§ **WHAT YOU NEED TO DO**
Show, from the records below, all lines that contain the word "kind".

==*==

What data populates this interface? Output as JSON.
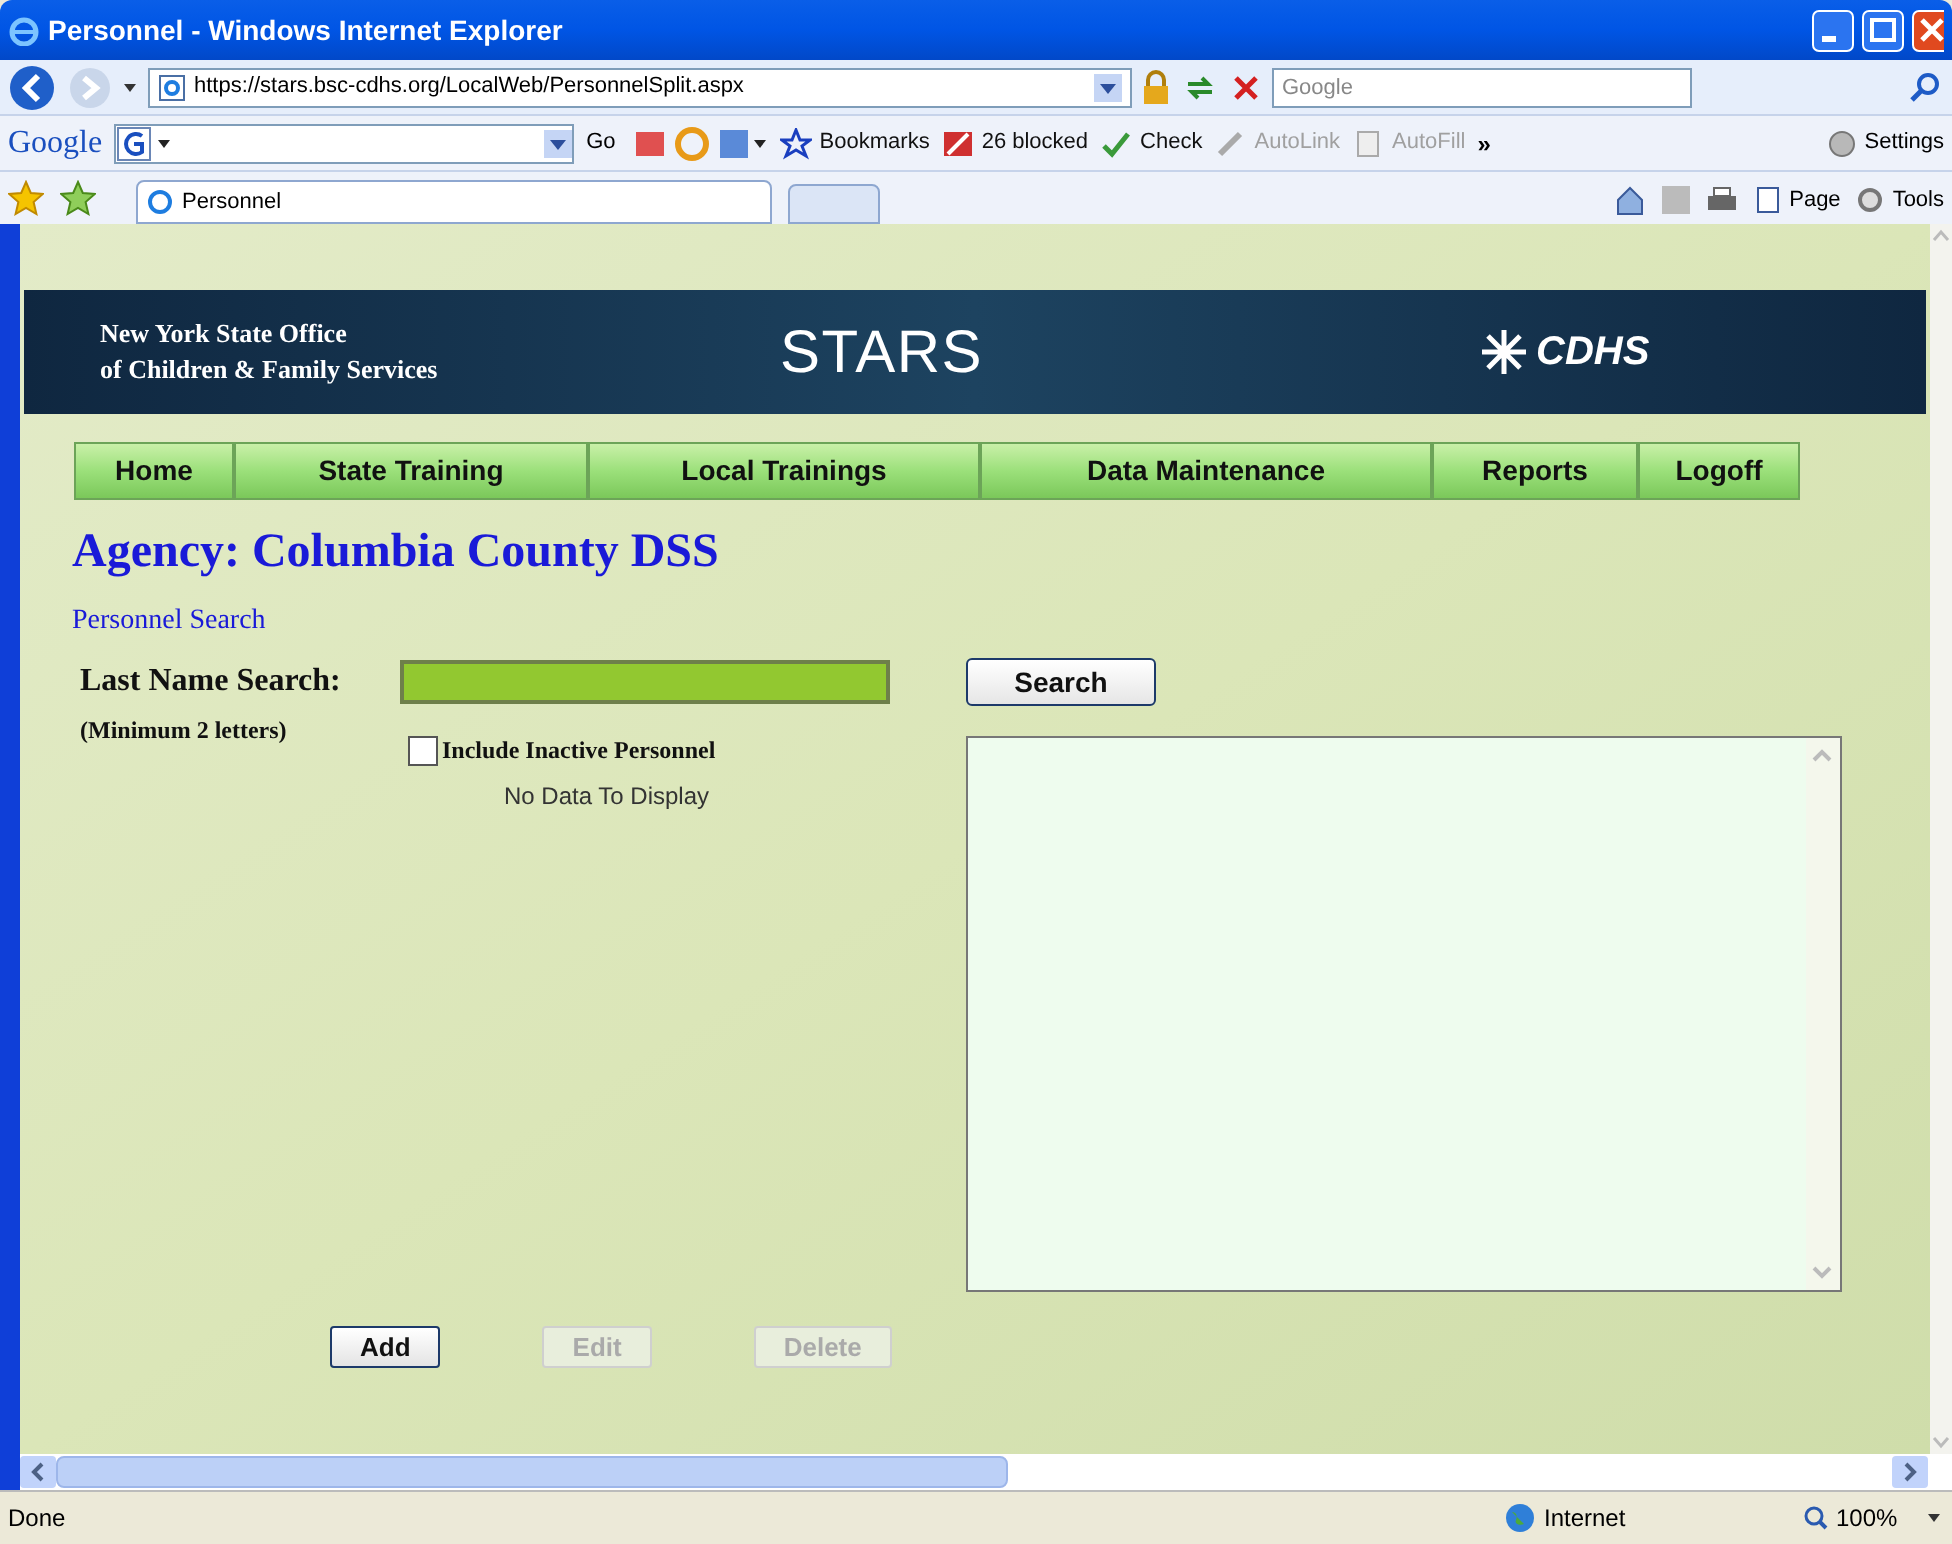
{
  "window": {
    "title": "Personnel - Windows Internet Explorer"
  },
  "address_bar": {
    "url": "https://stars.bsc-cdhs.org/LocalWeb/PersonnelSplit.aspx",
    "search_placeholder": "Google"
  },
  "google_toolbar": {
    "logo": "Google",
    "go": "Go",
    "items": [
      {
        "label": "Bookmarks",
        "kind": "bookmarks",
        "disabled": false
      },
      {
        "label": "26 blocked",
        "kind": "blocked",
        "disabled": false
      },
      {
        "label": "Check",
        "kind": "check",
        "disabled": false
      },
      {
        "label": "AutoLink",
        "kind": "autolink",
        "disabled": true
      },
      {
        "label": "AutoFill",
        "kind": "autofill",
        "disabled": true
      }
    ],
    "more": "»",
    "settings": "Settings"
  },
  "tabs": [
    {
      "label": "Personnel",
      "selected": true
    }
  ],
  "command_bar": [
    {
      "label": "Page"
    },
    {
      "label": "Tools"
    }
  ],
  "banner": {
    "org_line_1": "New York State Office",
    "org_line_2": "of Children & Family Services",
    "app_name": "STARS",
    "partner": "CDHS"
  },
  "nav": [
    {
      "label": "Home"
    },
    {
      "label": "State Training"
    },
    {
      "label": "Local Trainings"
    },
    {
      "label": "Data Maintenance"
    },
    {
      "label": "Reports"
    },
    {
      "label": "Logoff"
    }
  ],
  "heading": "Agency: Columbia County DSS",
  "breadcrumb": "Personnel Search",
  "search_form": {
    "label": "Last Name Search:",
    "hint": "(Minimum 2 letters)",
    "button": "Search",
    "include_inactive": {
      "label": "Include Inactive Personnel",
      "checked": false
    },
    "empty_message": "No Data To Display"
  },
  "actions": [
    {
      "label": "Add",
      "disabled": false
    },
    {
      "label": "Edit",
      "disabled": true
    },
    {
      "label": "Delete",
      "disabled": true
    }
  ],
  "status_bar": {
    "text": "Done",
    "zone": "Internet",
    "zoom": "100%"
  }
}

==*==

§ **RESPONSE BELOW**
        "kind": "bookmarks",
        "kind": "blocked",
        "kind": "check",
        "kind": "autolink",
        "kind": "autofill",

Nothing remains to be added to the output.